**Your objective:**
Search the records below for the word "Copywriter". Pull out each line that has it.

======== Records for the task

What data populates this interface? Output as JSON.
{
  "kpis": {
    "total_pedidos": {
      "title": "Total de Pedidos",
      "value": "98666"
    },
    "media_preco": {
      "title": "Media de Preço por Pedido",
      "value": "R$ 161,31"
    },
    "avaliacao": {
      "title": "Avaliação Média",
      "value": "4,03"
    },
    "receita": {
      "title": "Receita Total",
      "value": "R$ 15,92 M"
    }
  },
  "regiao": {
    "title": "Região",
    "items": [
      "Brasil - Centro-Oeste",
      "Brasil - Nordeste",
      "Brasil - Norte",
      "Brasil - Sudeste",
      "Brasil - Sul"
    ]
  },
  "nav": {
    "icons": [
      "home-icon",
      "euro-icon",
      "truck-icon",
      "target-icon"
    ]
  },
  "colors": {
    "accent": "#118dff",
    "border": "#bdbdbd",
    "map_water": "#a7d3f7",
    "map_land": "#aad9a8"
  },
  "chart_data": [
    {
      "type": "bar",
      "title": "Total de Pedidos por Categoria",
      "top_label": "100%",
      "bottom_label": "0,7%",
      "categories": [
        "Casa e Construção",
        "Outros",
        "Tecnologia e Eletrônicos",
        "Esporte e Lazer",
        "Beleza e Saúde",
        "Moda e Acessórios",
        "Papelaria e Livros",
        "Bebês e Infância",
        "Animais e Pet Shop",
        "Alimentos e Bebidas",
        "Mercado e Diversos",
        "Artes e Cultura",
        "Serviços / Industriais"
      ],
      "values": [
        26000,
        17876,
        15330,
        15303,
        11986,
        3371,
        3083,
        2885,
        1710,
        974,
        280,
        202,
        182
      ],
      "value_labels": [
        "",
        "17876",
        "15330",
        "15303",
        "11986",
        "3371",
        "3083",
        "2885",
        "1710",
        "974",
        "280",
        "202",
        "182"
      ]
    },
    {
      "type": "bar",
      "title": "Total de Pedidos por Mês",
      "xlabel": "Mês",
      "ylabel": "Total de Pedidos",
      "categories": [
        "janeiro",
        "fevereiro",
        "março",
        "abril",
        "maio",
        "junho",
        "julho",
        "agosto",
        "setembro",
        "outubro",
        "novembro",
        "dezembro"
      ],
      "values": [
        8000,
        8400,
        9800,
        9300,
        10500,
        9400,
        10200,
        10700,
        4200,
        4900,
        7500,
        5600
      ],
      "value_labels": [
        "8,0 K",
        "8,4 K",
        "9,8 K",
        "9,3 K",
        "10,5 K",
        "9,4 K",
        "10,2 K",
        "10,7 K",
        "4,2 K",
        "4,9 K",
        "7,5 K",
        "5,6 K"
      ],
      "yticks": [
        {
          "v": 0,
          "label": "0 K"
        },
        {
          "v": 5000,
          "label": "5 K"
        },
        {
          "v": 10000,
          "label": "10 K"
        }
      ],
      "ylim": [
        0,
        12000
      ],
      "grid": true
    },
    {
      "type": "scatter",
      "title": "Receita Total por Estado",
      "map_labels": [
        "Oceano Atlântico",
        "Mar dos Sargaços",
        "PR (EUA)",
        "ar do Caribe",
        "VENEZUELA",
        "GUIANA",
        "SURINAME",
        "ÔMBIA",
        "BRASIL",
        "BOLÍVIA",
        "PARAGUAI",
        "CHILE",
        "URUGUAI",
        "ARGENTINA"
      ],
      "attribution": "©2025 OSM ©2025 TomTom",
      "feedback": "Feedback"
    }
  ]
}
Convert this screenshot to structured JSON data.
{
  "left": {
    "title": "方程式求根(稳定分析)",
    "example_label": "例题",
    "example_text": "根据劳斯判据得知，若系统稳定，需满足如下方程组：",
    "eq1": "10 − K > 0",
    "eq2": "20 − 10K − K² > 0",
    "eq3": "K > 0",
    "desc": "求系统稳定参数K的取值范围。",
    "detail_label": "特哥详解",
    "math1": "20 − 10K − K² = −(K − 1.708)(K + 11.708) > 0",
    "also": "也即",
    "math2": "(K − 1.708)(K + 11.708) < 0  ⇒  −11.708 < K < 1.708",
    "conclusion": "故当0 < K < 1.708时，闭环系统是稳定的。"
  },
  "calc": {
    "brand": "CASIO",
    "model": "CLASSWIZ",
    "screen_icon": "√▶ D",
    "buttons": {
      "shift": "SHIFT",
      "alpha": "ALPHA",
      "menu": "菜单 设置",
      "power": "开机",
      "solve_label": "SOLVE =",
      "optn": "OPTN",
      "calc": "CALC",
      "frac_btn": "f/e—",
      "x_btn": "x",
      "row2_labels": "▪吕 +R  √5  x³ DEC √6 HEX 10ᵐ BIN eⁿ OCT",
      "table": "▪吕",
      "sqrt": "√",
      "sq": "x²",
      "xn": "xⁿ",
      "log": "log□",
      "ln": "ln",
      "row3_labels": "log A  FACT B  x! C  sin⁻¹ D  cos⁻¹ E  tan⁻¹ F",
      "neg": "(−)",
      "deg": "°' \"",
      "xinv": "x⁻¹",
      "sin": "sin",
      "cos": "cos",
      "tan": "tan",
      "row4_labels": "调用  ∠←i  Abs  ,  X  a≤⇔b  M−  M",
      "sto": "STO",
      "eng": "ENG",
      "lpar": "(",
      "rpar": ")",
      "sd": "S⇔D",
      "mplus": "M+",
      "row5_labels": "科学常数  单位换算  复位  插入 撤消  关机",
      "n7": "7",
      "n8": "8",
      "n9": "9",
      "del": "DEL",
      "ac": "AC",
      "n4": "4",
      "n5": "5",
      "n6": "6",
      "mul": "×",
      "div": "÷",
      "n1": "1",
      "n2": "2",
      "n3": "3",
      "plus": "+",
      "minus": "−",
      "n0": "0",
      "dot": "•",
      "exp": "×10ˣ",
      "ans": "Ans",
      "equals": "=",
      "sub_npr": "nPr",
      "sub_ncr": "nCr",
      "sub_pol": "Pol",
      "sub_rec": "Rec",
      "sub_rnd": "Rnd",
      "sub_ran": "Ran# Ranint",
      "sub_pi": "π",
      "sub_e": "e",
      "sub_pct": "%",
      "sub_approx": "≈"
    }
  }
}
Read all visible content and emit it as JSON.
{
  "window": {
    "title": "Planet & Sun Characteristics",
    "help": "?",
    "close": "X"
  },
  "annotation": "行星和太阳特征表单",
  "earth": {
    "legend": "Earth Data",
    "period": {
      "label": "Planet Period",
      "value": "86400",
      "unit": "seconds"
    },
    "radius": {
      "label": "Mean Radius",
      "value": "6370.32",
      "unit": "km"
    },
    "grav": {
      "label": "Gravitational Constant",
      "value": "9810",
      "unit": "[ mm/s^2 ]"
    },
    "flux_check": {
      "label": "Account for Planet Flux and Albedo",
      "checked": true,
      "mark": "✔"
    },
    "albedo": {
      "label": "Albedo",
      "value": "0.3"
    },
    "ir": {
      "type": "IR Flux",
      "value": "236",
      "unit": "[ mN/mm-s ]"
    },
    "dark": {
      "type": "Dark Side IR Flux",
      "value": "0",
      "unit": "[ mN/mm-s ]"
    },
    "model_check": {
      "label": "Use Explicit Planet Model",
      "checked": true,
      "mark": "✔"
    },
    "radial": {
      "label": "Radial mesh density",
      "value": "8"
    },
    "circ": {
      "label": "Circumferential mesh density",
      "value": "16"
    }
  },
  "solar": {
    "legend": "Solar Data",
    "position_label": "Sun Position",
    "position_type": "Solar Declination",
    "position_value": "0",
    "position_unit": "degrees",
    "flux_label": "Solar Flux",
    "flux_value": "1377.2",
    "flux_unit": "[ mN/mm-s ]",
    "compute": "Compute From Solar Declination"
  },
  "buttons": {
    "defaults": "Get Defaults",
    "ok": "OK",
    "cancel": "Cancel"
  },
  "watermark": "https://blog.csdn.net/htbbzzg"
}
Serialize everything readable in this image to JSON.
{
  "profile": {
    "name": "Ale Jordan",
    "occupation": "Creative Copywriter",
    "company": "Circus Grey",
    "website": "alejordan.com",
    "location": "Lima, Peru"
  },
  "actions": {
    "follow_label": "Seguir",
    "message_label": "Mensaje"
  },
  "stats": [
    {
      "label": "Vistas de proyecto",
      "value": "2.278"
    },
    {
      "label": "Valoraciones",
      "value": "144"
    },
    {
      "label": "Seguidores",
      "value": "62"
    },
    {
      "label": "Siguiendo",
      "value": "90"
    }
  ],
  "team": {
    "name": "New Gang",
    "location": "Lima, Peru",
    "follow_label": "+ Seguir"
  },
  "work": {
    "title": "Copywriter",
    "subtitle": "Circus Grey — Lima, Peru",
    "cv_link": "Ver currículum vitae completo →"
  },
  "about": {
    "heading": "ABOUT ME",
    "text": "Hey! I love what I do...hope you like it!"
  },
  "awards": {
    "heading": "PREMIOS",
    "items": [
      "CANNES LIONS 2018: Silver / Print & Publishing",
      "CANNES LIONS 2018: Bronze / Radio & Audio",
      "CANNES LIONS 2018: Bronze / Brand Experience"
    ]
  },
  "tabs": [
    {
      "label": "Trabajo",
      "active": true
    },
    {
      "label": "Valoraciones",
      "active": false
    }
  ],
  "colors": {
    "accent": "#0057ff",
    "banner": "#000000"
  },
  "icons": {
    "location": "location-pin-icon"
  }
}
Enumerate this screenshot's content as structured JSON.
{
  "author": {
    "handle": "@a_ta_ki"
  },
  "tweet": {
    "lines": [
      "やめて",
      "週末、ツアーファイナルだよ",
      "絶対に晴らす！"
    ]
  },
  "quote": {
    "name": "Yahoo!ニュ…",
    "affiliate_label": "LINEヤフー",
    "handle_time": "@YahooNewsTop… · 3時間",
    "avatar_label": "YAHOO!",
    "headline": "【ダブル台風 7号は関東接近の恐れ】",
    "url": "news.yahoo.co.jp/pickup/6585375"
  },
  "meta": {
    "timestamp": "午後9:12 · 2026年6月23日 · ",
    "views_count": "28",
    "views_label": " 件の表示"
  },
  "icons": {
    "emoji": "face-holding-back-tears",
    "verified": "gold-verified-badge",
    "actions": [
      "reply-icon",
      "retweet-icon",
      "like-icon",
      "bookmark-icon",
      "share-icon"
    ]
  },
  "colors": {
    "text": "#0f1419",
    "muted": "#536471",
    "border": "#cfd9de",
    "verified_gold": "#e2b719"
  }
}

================

**Task output:**
    "occupation": "Creative Copywriter",
    "title": "Copywriter",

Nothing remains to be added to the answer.